Reflections on the Referendum
More than a month has passed since an unprecedented national referendum in Scotland which saw a majority vote against independence and thus in favour of remaining in the United Kingdom. There has been plenty of comment on the outcome from various political angles but it is worth reflecting on the matter from a Christian point of view. To do that we must take the Bible as our vantage point.
The referendum certainly had some remarkable features. The campaigning went on for the best part of two years and saw politicians and parties normally at odds with each other working on the same side, or at least to the same end. For the first time sixteen and seventeen-year-olds were able to vote and a massive 85% of the electorate took part. The high turnout should not really surprise us. Unlike elections where various shades of grey are on offer in the referendum people were faced with a black and white choice and one with implications for generations to come: they no doubt felt that on this occasion their vote really counted.
In the end the result was clear enough. Despite a narrowing of the opinion polls during the last few weeks and with a few suggesting a lead for the independence campaign on the day itself 45% voted ‘Yes’ to independence and 55% voted ‘No’ – a margin of 10%. The question for us is, What, if anything, does the result mean for the cause of Christ?
We believe that the Lord has delivered us – for the time being at least – from a major threat to Scotland’s identity as a Protestant nation. The Scottish Government had the Act of Settlement of 1701 in their sights, as the following section from their blueprint for independence makes plain: “Earlier this year the rules on succession to the Crown were amended (for Scotland and elsewhere) to remove outdated gender discrimination. An independent Scottish Government will promote, and support amongst the Commonwealth States with the Queen as Head of State, a similar measure to remove religious discrimination from the succession rules.”

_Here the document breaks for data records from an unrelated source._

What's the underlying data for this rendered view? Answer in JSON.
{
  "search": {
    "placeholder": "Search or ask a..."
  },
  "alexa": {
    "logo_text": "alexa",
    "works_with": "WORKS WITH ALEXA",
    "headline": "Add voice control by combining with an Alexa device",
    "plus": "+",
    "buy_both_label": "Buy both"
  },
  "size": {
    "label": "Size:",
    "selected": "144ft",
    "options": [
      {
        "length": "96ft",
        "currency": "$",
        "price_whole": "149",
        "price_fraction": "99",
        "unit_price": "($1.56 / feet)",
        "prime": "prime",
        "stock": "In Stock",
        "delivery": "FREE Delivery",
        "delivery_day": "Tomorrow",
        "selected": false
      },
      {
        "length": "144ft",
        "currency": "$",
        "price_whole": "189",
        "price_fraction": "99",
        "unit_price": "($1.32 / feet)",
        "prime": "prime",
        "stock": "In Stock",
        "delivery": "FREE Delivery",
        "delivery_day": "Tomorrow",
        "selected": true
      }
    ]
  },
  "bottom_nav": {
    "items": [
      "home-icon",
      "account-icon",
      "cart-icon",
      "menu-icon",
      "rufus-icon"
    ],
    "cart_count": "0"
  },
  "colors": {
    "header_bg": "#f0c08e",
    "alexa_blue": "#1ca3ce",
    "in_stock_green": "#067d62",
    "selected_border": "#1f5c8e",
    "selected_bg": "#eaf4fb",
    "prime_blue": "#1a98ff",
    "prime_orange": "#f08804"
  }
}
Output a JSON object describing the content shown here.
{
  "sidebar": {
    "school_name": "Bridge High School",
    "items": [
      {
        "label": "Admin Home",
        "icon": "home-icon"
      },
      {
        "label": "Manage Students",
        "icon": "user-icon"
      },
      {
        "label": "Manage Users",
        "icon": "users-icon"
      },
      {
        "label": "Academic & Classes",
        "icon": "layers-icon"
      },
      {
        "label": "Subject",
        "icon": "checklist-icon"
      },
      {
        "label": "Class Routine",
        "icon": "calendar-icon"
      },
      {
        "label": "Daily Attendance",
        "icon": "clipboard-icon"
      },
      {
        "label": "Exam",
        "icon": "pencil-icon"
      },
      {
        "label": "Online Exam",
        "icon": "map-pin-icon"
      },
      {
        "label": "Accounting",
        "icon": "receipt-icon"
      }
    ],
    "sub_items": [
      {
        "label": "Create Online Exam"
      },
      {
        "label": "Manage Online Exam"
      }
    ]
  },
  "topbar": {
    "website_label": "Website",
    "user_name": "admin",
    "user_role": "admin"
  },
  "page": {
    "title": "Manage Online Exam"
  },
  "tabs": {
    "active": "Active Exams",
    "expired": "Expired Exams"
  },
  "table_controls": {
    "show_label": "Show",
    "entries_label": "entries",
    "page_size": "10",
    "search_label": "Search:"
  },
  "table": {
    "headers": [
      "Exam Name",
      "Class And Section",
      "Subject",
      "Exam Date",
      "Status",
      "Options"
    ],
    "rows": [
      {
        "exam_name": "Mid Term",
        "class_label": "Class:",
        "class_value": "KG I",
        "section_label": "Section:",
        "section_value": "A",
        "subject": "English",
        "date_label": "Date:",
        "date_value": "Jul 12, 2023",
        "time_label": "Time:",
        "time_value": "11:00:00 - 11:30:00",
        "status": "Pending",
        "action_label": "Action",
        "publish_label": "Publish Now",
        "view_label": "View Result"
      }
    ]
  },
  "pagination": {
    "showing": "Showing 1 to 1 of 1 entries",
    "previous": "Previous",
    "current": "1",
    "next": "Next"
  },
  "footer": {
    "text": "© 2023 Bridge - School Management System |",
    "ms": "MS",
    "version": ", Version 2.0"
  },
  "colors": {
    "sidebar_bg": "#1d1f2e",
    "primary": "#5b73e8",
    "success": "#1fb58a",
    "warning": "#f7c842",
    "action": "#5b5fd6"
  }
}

If such a measure was ever enacted we presume the throne would then be open to the professors of any religion (and none) yet we should remember that there is a specific agenda here. As our Church’s Public Questions, Religion & Morals Committee noted in their examination of the government’s proposals in 2006 the leader of the Scottish National Party Alex Salmond agreed a pact with the Roman Catholic hierarchy in Scotland to campaign together against the Act. No-one should imagine that Rome’s intentions in so-doing were spiritual and benign: she is after all “that great city, which reigneth over the kings of the earth” (Rev. 17:18).
Currently the monarch must promise to “maintain in the United Kingdom the Protestant Reformed Religion established by law,” as our present Queen did at her coronation. A Roman Catholic could hardly do that! The coronation oath would need to be changed and Prince Charles might have his wish granted, namely that the monarch becomes Defender of Faith, not of the Faith. Our politicians may complain of ‘discrimination’ but biblical truth is involved: rulers are bound to ‘kiss’ the Son of God (Psa. 2:12) and not the man of sin (2 Thess. 2:3). If a Romanist should ever hold the highest civil office in our land then the consequences could be dire indeed.
We must not forget our national history. The Reformation was a great victory for the gospel of grace but Rome did not quit the field of battle. Our forefathers saw the need to embed the Reformed Faith in the law of Scotland and when the Union of 1707 occurred a Protestant monarchy was enshrined in the United Kingdom and a Presbyterian church establishment in Scotland. These two wise provisions have, through divine blessing, contributed to Scotland’s stability and success over the last three hundred years. It would be foolish to overturn them or undermine them for, as the saying has it, those who cannot (or will not) remember the past are condemned to repeat it.
There is no doubt that the referendum has left a division in Scottish society which will not be easy to repair. People have been pulling in opposite directions and a reunion will only happen when there is a general recognition that the first priority for earthly kingdoms must be the kingdom of Christ. Its values are unchanging, being designed to meet man’s greatest needs and fulfil his deepest desires, and its reign knows no end (2 Pet. 1:11).
It is notable that for all the words spoken and written during the referendum campaign there was very little consideration given to the place of the Christian religion in our nation. Our nation’s problems are ultimately spiritual and only a spiritual solution will do. We have disobeyed and dishonoured the Lord and we need to heed His call in Scripture: “If my people, which are called by my name, shall humble themselves, and turn from their wicked ways, then will I hear from heaven, and will forgive their sin, and heal their land.” (2 Chron. 7:14) We should pray earnestly for national repentance.
In the Bible we are told that “God is the judge” and that He “putteth down one, and setteth up another” (Psa. 75:7). In the referendum campaign much was made of “the sovereignty of the people” but the fact that God is sovereign was lost sight of. Since the Referendum we have seen the First Minister step down and the leader of another party announce her departure. The Bible shows us how the Lord works out His gracious purpose through such events. May we be encouraged as we remember that He, and not man, is on the throne!